## Exercise directions
Each record that follows should be reproduced in full, character for character.

Excerpts from an interface dataset

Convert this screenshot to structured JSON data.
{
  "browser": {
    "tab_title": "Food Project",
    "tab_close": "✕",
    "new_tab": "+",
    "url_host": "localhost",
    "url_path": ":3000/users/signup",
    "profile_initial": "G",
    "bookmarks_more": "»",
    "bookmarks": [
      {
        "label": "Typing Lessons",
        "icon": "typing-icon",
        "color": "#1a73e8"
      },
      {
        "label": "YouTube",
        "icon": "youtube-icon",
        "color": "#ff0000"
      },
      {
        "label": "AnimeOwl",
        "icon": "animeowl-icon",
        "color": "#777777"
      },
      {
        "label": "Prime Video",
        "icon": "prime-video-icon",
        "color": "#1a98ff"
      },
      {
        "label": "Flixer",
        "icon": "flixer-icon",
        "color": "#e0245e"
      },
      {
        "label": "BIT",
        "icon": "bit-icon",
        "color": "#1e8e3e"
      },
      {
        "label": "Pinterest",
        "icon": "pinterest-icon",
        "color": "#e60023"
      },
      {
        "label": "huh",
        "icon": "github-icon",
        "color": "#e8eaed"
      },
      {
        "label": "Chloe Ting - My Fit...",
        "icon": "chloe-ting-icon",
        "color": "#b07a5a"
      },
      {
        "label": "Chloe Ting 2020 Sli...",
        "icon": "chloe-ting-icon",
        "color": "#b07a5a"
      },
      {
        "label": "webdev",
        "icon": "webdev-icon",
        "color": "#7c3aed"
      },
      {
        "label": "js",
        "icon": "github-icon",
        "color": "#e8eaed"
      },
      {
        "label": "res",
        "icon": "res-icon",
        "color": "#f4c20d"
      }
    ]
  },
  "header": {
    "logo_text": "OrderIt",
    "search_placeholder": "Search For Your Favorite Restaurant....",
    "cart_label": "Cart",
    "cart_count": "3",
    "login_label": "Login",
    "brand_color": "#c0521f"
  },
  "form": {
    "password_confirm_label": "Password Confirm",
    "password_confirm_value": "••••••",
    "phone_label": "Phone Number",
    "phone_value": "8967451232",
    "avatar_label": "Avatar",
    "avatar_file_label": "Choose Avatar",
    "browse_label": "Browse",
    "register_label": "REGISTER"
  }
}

## Solved exercise
Convert this screenshot to structured JSON data.
{
  "browser": {
    "tab_title": "Food Project",
    "tab_close": "✕",
    "new_tab": "+",
    "url_host": "localhost",
    "url_path": ":3000/users/signup",
    "profile_initial": "G",
    "bookmarks_more": "»",
    "bookmarks": [
      {
        "label": "Typing Lessons",
        "icon": "typing-icon",
        "color": "#1a73e8"
      },
      {
        "label": "YouTube",
        "icon": "youtube-icon",
        "color": "#ff0000"
      },
      {
        "label": "AnimeOwl",
        "icon": "animeowl-icon",
        "color": "#777777"
      },
      {
        "label": "Prime Video",
        "icon": "prime-video-icon",
        "color": "#1a98ff"
      },
      {
        "label": "Flixer",
        "icon": "flixer-icon",
        "color": "#e0245e"
      },
      {
        "label": "BIT",
        "icon": "bit-icon",
        "color": "#1e8e3e"
      },
      {
        "label": "Pinterest",
        "icon": "pinterest-icon",
        "color": "#e60023"
      },
      {
        "label": "huh",
        "icon": "github-icon",
        "color": "#e8eaed"
      },
      {
        "label": "Chloe Ting - My Fit...",
        "icon": "chloe-ting-icon",
        "color": "#b07a5a"
      },
      {
        "label": "Chloe Ting 2020 Sli...",
        "icon": "chloe-ting-icon",
        "color": "#b07a5a"
      },
      {
        "label": "webdev",
        "icon": "webdev-icon",
        "color": "#7c3aed"
      },
      {
        "label": "js",
        "icon": "github-icon",
        "color": "#e8eaed"
      },
      {
        "label": "res",
        "icon": "res-icon",
        "color": "#f4c20d"
      }
    ]
  },
  "header": {
    "logo_text": "OrderIt",
    "search_placeholder": "Search For Your Favorite Restaurant....",
    "cart_label": "Cart",
    "cart_count": "3",
    "login_label": "Login",
    "brand_color": "#c0521f"
  },
  "form": {
    "password_confirm_label": "Password Confirm",
    "password_confirm_value": "••••••",
    "phone_label": "Phone Number",
    "phone_value": "8967451232",
    "avatar_label": "Avatar",
    "avatar_file_label": "Choose Avatar",
    "browse_label": "Browse",
    "register_label": "REGISTER"
  }
}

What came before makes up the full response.